WHAT YOU NEED TO DO: The required result is every line of the records that includes "información".

Website and app data records
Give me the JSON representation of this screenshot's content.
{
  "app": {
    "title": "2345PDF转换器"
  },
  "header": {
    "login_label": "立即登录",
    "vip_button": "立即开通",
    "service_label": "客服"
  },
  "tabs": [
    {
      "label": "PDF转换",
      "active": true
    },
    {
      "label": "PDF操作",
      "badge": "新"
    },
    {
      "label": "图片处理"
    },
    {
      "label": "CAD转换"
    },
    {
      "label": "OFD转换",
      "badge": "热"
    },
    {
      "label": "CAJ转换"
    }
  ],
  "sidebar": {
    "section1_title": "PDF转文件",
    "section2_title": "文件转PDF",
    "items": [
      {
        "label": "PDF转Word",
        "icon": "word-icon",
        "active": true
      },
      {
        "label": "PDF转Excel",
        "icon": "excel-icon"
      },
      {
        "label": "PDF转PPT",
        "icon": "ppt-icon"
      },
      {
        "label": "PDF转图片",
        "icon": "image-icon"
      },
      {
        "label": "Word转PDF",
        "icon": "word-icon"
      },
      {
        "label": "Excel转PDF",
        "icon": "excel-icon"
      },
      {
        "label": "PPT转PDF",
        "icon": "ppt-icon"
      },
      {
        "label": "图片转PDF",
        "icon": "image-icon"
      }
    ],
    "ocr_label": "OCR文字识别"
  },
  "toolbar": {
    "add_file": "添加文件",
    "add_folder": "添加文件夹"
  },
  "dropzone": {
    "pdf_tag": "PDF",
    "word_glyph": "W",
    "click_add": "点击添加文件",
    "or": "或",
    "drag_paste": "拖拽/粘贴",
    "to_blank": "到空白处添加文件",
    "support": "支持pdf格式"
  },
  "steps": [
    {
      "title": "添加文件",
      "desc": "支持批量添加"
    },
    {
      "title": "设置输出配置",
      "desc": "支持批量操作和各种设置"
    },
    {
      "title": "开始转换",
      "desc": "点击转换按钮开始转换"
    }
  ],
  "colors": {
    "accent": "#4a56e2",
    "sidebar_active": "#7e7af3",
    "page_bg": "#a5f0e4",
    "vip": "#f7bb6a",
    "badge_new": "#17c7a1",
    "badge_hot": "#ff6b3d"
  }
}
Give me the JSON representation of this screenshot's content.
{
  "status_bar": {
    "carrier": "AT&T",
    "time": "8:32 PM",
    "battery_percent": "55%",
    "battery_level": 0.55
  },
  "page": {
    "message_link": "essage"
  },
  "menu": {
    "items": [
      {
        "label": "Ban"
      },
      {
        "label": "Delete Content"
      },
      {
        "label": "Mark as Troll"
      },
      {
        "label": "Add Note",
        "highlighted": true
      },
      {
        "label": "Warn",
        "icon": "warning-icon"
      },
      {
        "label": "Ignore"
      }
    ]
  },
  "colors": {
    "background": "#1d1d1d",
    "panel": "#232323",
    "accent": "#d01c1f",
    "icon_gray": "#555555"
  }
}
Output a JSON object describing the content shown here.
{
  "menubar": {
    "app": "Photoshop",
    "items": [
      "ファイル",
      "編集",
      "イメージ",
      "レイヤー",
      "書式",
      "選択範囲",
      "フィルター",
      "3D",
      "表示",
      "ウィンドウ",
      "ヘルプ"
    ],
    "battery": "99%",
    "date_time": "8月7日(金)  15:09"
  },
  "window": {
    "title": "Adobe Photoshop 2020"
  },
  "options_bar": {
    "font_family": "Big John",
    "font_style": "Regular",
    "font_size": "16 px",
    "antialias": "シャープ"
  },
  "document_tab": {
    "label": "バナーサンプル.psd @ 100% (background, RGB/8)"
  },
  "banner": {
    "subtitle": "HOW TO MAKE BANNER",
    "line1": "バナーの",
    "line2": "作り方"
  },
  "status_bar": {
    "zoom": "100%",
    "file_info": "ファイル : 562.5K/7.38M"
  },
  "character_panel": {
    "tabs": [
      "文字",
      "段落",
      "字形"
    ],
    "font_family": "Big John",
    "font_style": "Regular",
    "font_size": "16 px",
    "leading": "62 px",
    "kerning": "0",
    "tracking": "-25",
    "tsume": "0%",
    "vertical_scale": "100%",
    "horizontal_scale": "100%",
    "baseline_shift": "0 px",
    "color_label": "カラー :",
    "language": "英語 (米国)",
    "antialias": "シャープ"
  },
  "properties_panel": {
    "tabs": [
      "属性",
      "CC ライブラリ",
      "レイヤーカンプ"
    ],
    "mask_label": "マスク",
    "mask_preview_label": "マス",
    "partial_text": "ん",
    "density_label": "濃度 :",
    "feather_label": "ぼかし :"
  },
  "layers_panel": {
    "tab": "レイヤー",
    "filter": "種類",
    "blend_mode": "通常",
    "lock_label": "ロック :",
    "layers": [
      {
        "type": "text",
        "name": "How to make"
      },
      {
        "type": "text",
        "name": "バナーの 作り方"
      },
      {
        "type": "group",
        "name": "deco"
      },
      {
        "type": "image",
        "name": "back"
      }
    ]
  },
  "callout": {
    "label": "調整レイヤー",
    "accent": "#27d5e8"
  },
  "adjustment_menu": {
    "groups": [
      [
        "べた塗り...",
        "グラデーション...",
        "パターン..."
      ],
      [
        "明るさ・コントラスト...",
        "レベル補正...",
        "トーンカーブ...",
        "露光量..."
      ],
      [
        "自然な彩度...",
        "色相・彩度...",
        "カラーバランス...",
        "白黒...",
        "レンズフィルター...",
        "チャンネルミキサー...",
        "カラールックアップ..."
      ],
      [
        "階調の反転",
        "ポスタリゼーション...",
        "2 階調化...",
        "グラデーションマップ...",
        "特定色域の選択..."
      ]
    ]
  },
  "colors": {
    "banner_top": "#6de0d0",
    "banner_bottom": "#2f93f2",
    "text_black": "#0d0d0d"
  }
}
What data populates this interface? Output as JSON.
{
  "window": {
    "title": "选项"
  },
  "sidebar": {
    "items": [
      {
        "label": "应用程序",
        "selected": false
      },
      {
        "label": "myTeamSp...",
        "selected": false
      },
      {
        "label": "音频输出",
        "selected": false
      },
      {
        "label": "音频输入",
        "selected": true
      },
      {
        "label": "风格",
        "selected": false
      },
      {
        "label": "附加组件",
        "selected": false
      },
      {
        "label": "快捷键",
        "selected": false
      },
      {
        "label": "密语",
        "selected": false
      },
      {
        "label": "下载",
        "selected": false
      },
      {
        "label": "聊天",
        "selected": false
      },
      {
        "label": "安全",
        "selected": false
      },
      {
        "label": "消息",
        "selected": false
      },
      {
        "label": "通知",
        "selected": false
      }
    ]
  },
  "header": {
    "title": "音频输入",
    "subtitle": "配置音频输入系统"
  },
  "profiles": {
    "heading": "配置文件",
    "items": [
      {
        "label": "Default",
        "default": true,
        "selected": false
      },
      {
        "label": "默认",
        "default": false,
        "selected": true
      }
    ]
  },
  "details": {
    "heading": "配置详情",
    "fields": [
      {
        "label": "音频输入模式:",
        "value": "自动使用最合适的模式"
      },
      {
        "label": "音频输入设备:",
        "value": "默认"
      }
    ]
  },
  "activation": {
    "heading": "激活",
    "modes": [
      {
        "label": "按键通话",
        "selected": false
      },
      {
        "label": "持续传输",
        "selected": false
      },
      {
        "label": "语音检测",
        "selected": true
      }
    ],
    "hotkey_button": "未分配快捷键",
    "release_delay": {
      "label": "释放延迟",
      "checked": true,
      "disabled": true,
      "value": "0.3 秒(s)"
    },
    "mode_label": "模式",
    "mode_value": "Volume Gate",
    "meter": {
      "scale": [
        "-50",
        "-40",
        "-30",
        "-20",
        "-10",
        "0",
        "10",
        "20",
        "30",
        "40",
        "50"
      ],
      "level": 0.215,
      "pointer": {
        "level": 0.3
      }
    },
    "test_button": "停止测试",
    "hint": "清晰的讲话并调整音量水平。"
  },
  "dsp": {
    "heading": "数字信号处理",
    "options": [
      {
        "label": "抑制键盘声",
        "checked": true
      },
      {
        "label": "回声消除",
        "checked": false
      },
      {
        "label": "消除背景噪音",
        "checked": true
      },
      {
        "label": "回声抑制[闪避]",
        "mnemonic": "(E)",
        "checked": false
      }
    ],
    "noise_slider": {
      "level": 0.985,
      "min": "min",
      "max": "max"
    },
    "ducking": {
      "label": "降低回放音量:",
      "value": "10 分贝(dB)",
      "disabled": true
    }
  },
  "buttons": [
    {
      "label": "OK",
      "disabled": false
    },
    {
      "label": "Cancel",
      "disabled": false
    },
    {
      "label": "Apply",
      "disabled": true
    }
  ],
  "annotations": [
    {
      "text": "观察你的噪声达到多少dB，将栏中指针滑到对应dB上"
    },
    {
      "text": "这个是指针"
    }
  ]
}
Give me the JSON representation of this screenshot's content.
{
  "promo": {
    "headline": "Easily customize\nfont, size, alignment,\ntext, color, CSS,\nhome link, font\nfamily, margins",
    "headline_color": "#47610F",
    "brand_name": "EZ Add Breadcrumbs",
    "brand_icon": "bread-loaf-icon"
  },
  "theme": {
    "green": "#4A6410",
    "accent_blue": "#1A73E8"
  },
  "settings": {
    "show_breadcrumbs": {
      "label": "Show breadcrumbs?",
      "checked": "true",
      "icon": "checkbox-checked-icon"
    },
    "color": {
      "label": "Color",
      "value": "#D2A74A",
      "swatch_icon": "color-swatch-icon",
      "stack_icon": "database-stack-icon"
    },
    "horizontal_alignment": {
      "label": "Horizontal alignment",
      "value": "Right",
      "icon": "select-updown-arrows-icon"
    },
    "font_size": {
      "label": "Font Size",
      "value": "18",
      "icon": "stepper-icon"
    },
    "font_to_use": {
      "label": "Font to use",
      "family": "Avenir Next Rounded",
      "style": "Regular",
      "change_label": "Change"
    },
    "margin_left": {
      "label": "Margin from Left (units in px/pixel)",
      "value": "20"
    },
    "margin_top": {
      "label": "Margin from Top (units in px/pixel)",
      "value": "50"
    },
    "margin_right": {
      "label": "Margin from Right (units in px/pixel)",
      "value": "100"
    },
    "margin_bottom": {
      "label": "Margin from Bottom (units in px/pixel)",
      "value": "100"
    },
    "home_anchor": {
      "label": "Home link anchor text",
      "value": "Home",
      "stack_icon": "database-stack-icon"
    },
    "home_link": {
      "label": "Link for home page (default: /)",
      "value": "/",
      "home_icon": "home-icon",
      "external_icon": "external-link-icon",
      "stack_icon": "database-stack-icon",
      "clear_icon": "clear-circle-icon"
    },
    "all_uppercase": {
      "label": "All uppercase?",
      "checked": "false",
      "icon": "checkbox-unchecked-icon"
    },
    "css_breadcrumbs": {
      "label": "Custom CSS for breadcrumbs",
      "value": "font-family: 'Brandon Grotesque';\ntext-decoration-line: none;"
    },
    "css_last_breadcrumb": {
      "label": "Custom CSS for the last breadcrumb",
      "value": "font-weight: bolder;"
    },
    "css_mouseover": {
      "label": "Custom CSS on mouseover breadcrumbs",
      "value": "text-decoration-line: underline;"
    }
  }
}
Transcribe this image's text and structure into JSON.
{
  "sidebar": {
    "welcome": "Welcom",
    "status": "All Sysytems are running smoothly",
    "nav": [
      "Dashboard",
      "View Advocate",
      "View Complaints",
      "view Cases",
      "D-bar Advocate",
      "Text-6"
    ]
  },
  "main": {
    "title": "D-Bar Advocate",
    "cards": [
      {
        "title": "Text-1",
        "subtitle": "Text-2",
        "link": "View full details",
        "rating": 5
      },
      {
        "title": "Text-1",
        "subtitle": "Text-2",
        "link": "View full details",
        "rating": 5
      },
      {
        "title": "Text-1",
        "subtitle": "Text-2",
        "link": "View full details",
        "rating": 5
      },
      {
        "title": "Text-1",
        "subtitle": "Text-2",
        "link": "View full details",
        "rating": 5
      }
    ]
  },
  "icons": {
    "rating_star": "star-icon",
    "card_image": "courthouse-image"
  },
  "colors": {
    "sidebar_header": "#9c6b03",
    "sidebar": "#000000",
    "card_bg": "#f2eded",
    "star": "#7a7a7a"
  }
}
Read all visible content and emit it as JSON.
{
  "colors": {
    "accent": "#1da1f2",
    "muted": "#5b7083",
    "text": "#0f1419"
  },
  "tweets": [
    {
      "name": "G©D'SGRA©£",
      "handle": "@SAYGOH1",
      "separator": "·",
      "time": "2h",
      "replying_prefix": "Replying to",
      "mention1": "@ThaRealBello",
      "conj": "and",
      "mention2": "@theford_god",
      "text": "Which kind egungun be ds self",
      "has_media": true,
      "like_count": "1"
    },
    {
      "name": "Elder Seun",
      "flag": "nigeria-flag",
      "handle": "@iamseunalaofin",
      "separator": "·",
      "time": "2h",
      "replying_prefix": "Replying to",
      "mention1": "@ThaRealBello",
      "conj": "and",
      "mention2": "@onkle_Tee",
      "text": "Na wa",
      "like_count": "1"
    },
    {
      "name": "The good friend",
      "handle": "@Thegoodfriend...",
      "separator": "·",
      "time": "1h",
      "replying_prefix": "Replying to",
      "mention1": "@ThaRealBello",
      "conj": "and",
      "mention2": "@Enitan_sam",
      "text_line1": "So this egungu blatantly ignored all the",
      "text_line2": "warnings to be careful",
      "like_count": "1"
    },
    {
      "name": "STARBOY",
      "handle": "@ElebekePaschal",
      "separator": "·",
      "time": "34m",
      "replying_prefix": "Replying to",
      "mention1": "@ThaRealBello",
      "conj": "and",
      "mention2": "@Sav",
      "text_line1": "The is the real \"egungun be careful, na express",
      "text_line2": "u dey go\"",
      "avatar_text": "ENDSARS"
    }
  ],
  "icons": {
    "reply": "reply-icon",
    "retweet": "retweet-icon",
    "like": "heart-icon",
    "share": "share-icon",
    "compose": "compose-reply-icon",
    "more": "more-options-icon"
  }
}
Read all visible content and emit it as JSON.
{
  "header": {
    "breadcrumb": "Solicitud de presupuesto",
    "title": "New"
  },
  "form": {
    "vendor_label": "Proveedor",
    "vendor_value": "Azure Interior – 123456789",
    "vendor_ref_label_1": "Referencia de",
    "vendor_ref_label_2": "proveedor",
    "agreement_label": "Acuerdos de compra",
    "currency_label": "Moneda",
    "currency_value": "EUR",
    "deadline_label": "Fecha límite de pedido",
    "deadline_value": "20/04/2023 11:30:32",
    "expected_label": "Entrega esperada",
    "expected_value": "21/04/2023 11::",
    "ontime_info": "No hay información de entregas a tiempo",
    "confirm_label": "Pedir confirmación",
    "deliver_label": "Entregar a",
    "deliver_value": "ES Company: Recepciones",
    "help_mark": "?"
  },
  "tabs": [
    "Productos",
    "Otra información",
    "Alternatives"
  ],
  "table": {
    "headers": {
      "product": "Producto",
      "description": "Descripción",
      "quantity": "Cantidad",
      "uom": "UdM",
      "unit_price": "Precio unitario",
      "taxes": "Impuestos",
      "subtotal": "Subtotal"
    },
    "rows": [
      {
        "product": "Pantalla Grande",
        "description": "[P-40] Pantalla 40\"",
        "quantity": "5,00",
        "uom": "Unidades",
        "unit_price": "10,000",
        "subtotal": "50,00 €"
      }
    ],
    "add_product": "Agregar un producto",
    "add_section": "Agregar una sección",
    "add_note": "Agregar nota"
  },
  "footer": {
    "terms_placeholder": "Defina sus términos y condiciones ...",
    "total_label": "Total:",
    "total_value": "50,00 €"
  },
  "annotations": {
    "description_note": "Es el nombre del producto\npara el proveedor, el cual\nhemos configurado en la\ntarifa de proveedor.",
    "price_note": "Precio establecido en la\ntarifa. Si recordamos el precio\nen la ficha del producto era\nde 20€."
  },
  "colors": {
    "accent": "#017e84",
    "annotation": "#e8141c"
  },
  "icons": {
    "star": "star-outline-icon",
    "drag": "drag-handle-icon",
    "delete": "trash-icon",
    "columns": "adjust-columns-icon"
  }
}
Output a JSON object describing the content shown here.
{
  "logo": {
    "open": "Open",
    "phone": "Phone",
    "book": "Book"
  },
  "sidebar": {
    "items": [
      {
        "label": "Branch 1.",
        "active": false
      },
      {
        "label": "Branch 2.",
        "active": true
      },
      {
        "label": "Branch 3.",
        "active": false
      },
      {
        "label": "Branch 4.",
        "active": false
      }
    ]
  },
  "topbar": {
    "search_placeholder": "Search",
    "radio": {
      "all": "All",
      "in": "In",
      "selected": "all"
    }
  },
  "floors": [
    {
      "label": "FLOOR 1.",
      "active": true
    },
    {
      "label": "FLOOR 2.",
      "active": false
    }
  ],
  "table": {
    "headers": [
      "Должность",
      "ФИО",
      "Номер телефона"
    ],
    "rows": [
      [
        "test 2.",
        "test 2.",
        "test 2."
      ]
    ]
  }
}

PROBLEM SOLUTION:
    "ontime_info": "No hay información de entregas a tiempo",
    "Otra información",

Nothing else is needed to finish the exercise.